Clinton Foods

Connor Gracyalny stocks the shelves at Clinton Foods on Monday. He is working towards finishing his 30 hours of community service to graduate from Clinton High School.

CLINTON—March 11, 2020 is a day that Joel Atkinson won’t ever forget.

Atkinson is the store manager for Clinton Foods, at 603 Church St.

His daughter Hailey’s long-awaited trip to Germany was canceled due to the COVID-19 pandemic. But that was just a small part of why the 11th was memorable.

“I could just sense something different about the way people were shopping,” Atkinson said. “They had a different look in their eye. We did have some people stocking up on that day, but it was more just a feel.”

Within the next 48 hours, Atkinson could see life in his small town store was going to change, and not just for a few weeks.

It didn’t take long before Atkinson imposed a unique rule at the store: One item maximum per customer, no matter the item.

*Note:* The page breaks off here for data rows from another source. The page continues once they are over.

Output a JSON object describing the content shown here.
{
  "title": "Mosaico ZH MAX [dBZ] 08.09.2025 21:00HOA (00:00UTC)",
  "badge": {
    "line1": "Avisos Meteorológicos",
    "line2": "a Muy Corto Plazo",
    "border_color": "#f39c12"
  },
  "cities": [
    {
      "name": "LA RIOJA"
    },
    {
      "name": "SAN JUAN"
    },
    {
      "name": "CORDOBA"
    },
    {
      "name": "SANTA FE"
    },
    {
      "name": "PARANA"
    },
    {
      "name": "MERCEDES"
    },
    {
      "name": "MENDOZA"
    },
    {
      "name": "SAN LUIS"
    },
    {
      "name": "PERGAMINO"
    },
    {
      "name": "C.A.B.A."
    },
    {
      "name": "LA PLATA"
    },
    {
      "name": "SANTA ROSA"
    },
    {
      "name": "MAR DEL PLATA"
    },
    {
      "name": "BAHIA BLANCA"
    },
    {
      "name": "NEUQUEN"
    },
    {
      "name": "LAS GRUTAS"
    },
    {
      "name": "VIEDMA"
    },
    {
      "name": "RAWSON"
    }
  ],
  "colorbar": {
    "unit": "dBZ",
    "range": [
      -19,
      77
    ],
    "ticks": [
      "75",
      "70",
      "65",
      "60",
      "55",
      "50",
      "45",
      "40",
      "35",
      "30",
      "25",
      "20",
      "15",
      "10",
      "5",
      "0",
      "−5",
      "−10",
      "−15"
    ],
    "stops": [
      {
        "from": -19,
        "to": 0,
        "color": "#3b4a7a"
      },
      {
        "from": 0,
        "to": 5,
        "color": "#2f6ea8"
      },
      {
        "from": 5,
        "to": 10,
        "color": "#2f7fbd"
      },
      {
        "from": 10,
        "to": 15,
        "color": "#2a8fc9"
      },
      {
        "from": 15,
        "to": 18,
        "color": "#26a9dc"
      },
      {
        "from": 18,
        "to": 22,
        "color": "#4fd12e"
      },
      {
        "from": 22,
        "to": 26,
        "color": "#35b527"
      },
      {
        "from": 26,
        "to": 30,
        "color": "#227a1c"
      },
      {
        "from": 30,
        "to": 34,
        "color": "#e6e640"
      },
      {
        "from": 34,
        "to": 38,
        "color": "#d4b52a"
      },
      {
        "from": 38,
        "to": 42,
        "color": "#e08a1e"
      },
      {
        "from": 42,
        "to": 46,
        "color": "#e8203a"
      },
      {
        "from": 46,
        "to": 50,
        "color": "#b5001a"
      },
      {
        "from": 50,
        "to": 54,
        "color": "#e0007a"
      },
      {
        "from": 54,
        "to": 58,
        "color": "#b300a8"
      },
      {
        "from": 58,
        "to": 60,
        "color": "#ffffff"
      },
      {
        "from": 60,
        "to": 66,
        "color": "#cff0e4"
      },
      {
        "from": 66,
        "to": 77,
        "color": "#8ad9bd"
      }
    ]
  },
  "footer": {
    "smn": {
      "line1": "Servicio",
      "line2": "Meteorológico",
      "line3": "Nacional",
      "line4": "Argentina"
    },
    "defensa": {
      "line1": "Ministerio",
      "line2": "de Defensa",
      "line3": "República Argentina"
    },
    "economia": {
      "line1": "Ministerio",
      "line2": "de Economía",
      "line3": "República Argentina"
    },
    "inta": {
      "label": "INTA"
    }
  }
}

“The first thing we did that on was paper products, for obvious reasons,” Atkinson said. “Then we had to do it on water, because people were just filling up their entire carts with cases of water. Pretty soon, we weren’t going to have bread, and we weren’t going to have milk for anyone else after that day if that continued to happen.”

Atkinson said the residents of Clinton were his primary concern.

“We wanted to make sure that people here in town had access to the things they needed,” Atkinson said. “We could’ve sold more product when this first happened. We could’ve pushed everything we had out the door. But we wanted to give the lady down the street who can’t go out of town everywhere to get a loaf of bread.

“There are certain things that are out of our control. We aren’t getting everything we are ordering, even with the limits they’ve imposed on us on certain products.”

Atkinson said staffing hasn’t been an issue for the most part despite the increased workload among the staff. He employs around 50 when also considering the Subway and Citgo gas station that are attached to the grocery store.

“We’ve had very few people that just said they wouldn’t work anymore,” Atkinson said. “And when those hours became available, others volunteered to work them. The staff here has been great.”

Atkinson said he expects sales, which are roughly double the normal volume, to continue to be robust as customers adjust to their new normal.

“I think we will come down a little bit as people get used to how things are,” Atkinson said. “But if you live in town, why would you want to go chase around items at Wal-Mart or Woodman’s? I know I wouldn’t. I think we will be busier than normal for a while.”

The closing of bars also had an immediate impact on the business as well.

“Within the next day or so, our alcohol sales more than doubled from what they normally would be,” Atkinson said. “And they’ve been up since then. We’ve seen a lot more traffic in that department.”

Atkinson said business has trended back towards normal in the past few days, but he doesn’t expect to be taking any vacations any time soon.